Fatty foods have gotten a bad rap for decades. Fats have been blamed for causing heart disease, obesity and cancer. Some new research shows that fat is not only good for you, but necessary.
Acording to Jenny Matthau, president of the “Natural Gourmet School” in NYC’s culinary program, “we need fats of all kinds in our diet.” She points out that societies like the Maasai, a kenyan tribe that depends on meat and whole milk as its staples, have low rates of heart disease and obesity.
For more than 3 decades, we’ve been told that fatty foods are bad for us. It started with sugar being considered a bad thing, so people started eating sugar-free products. Then carbohydrates took the stage as the one to avoid, so low-carb products came to market. Then fat made its debut by showing off how it increased cholesterol and possibly caused arteriosclerosis. All of these low-sugar, low-carb, and low-fat products made alot of profit for corporate food giants, but did it make us healthier and thinner?
Obesity is an epidemic in this country. Since guidelines from the U.S. Congress and the American Heart Association (AHA) came into effect in the mid-1900’s encouraging people to eat less fat, we have gotten fatter. By the way, heart disease was the #1 cause of death at that time, and scientists linked heart disease to cholesterol and then made the leap to fatty foods. In the 1960’s and 1970’s, around 14% of Americans were obese. Today, more than 30% are obese and another 30% are considered overweight (Paskin, J. “Fat Is Where It’s At,” Ode, June/July 2009, p.38-44).

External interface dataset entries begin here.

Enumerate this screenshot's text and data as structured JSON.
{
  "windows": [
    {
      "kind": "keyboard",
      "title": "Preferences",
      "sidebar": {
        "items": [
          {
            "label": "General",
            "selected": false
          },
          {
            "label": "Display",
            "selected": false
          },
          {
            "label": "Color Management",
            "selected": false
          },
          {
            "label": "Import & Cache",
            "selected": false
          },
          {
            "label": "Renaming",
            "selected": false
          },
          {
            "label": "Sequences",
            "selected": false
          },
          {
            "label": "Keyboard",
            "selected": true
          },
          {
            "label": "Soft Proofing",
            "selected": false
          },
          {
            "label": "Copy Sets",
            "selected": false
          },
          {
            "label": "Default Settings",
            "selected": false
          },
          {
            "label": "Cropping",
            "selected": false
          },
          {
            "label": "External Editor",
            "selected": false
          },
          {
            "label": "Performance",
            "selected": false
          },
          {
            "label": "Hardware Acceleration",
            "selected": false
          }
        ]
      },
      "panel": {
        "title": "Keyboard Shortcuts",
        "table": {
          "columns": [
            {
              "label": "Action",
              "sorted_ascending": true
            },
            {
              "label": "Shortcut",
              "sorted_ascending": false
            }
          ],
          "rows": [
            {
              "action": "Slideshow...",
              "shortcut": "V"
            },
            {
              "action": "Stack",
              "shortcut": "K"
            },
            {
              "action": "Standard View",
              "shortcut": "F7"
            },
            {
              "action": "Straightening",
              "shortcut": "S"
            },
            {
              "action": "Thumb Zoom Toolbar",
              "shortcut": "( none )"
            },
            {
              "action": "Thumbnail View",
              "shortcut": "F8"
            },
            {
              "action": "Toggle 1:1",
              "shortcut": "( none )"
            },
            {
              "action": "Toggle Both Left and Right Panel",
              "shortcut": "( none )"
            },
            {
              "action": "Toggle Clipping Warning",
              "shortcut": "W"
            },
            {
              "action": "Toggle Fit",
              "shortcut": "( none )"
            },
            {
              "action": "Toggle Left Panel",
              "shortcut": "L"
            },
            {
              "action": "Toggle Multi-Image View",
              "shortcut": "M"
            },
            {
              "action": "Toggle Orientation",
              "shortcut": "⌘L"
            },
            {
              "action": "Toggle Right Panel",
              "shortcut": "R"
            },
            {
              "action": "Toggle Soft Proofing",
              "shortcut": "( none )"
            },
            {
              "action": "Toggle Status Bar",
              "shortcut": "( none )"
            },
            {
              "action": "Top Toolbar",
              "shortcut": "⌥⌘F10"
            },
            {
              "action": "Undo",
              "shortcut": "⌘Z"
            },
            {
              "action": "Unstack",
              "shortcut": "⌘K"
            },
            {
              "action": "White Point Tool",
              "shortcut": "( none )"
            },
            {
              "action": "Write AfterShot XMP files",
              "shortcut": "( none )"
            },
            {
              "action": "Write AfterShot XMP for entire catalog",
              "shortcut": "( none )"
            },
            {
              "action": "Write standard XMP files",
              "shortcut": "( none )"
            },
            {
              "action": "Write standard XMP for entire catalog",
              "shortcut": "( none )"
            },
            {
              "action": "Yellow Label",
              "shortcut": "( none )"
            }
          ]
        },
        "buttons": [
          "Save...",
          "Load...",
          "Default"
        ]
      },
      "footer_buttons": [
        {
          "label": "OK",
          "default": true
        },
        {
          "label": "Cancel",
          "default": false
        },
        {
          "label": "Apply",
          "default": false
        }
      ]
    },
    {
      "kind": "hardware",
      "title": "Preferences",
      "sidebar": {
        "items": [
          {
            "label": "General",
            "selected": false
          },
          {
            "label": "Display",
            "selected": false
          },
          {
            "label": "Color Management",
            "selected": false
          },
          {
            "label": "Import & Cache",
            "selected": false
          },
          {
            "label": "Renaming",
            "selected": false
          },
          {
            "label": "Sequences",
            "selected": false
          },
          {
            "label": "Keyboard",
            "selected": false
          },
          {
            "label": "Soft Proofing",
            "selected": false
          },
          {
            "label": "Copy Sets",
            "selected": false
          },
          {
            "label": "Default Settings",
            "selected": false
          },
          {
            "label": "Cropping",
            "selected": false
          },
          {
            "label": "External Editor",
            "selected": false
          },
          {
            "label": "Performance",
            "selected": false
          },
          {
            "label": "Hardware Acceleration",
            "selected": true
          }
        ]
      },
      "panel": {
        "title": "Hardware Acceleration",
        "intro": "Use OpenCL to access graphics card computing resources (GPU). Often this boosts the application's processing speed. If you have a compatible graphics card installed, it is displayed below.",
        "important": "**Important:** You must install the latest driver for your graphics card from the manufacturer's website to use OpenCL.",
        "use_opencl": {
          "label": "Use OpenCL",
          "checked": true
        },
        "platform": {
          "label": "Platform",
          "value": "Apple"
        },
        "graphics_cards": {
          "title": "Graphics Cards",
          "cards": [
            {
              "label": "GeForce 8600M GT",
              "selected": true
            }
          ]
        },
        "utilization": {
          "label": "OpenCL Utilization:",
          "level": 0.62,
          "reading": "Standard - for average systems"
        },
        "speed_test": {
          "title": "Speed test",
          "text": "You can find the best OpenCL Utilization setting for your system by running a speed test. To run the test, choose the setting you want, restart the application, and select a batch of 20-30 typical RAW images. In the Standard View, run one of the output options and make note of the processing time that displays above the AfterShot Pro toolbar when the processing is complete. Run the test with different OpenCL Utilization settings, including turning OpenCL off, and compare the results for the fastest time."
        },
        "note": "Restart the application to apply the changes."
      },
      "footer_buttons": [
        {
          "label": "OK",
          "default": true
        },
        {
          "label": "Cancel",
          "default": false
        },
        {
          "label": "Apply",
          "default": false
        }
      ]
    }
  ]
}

As Americans started lowering fats, more research was being done to study the causes of heart disease. It’s not that fats raise the risk of heart disease, but that only certain fats do. Unsaturated fats like those found in nuts, fish, olive oil and avocado help reduce LDL (bad), that has been linked to plaque build-up in arteries. On the other hand, saturated fats found in meats and dairy, chocolate and palm oil are solid in room temperature and may raise LDL. The fat issue is much more complicated for the consumer, because when reading labels, the amount of fat is not as important as the type of fat. If the type of fat is not specified, then people just avoid it all together.
Fats have many benefits beside making foods taste good. Fats help deliver vitamins, build cells and regulate hormones. Unsaturated fats also have antioxidant properties which may help reduce cancer risk. The main thing is fat helps us feel full. It gives us satiety which fat- free products do not do, so we tend to eat more. We perceive these products as being healthier for us so it gives us permission to eat more, which also raises the calories as well as the chemicals, starches and sugars which the fat is replaced with.
Low-fat products can also cause nutritional deficiencies. One study found women who used reduced fat products were low in Vitamin E or zinc. So low-fat, low-carb and low-sugar foods are not the answer to making us healthy or slim. Chemicals and processed foods are much more harmful than fats. And lets not forget the exercise part.
Exercise helps raise HDL (good) which lowers the risk of heart disease. I’m sure the Maasai tribe didn’t sit around watching MTV on their plasma screen TV’s all day eating their staple foods. Diet is only one part of the health picture. Eat whole foods as much as possible, which includes good fats, protein, green vegetables and whole grains. Take more time to digest (don’t eat on the run), and it will help you feel fuller longer.
It’s about getting back to basics. No more diets!